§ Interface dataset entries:
————————

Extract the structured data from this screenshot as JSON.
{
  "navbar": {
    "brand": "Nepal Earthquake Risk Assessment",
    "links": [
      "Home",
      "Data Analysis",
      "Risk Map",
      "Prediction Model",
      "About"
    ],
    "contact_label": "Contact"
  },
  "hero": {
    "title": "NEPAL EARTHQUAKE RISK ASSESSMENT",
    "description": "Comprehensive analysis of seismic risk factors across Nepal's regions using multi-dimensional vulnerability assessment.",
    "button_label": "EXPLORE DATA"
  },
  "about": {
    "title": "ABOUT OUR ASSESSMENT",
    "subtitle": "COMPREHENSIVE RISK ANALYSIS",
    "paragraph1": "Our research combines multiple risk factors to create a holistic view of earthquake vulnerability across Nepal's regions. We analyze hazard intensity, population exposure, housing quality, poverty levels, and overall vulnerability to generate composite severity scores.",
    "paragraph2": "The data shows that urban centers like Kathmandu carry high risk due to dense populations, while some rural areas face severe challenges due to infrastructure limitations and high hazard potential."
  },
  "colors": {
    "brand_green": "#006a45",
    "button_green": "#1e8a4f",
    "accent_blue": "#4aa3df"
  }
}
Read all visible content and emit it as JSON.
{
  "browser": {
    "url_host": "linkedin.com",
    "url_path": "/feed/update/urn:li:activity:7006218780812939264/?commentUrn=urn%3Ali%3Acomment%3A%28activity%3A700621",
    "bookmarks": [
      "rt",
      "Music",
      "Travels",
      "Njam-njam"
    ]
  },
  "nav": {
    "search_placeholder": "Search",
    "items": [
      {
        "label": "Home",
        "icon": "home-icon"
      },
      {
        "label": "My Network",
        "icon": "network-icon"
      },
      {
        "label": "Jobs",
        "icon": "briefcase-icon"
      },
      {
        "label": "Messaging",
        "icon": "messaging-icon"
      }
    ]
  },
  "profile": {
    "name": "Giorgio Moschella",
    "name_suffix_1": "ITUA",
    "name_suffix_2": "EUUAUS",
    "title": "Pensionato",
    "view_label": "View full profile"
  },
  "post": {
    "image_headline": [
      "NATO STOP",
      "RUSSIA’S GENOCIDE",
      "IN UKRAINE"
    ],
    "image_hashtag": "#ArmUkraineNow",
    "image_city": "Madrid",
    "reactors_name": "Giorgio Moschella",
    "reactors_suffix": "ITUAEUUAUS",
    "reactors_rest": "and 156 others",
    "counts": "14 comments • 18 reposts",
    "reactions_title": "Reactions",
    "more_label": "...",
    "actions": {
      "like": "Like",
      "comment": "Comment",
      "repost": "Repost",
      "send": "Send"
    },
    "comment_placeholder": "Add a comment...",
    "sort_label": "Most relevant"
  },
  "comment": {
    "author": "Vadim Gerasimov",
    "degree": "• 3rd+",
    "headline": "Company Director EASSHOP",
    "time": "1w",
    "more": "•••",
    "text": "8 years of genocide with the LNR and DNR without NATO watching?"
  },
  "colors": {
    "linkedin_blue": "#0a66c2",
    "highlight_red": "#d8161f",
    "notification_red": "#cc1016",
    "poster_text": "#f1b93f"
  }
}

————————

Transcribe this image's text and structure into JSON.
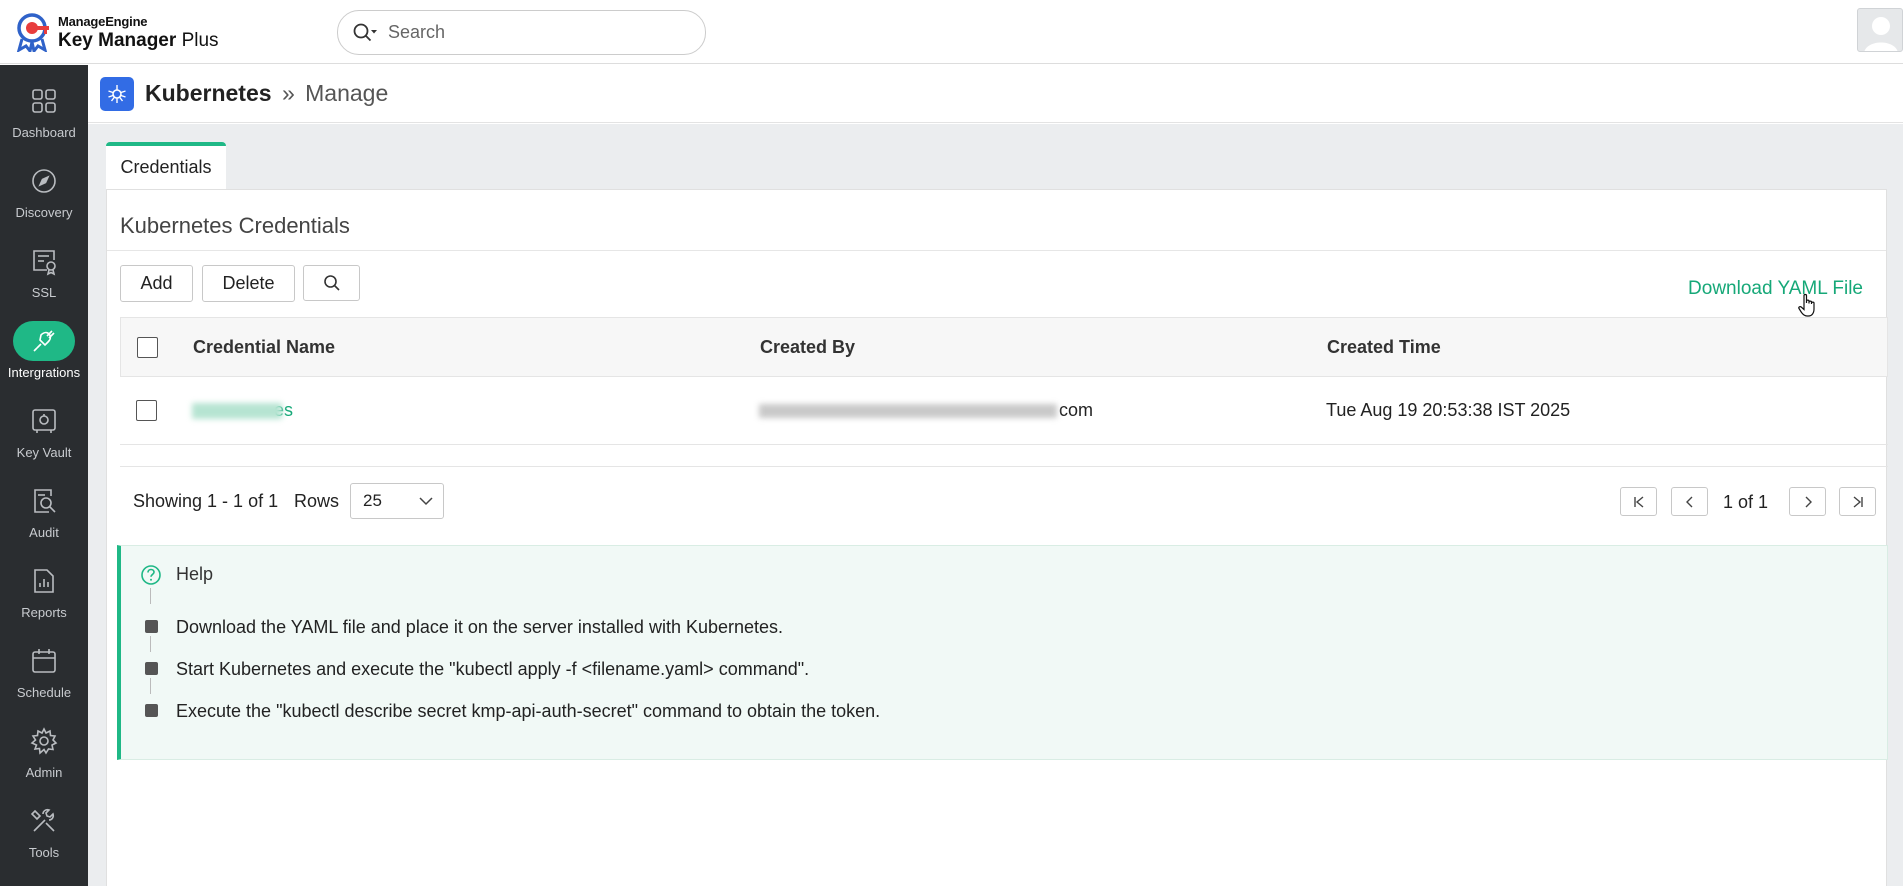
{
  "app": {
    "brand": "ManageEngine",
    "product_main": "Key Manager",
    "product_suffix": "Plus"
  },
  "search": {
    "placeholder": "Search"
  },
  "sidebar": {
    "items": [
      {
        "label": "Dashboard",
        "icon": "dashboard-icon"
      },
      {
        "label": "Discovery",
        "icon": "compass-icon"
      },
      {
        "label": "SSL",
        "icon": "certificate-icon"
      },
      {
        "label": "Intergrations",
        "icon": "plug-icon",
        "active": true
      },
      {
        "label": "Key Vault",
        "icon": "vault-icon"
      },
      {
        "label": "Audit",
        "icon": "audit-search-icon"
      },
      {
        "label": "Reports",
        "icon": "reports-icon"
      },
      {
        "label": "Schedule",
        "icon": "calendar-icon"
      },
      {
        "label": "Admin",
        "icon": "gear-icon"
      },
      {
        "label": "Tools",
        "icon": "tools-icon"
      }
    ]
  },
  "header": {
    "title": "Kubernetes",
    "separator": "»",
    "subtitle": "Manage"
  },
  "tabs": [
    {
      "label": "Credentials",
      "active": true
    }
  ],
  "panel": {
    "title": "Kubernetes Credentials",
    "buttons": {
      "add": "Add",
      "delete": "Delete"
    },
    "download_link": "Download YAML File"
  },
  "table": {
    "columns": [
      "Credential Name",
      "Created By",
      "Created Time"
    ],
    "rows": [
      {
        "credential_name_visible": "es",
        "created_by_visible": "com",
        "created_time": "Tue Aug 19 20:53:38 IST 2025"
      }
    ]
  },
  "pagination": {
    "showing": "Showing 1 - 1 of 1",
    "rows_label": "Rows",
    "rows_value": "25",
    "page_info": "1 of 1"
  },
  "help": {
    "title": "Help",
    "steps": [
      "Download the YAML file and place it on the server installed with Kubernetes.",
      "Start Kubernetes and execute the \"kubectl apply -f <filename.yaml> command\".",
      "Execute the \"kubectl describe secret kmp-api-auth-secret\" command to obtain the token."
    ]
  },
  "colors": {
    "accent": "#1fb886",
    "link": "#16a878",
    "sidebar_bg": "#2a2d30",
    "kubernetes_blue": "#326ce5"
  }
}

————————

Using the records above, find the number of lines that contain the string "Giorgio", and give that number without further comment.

2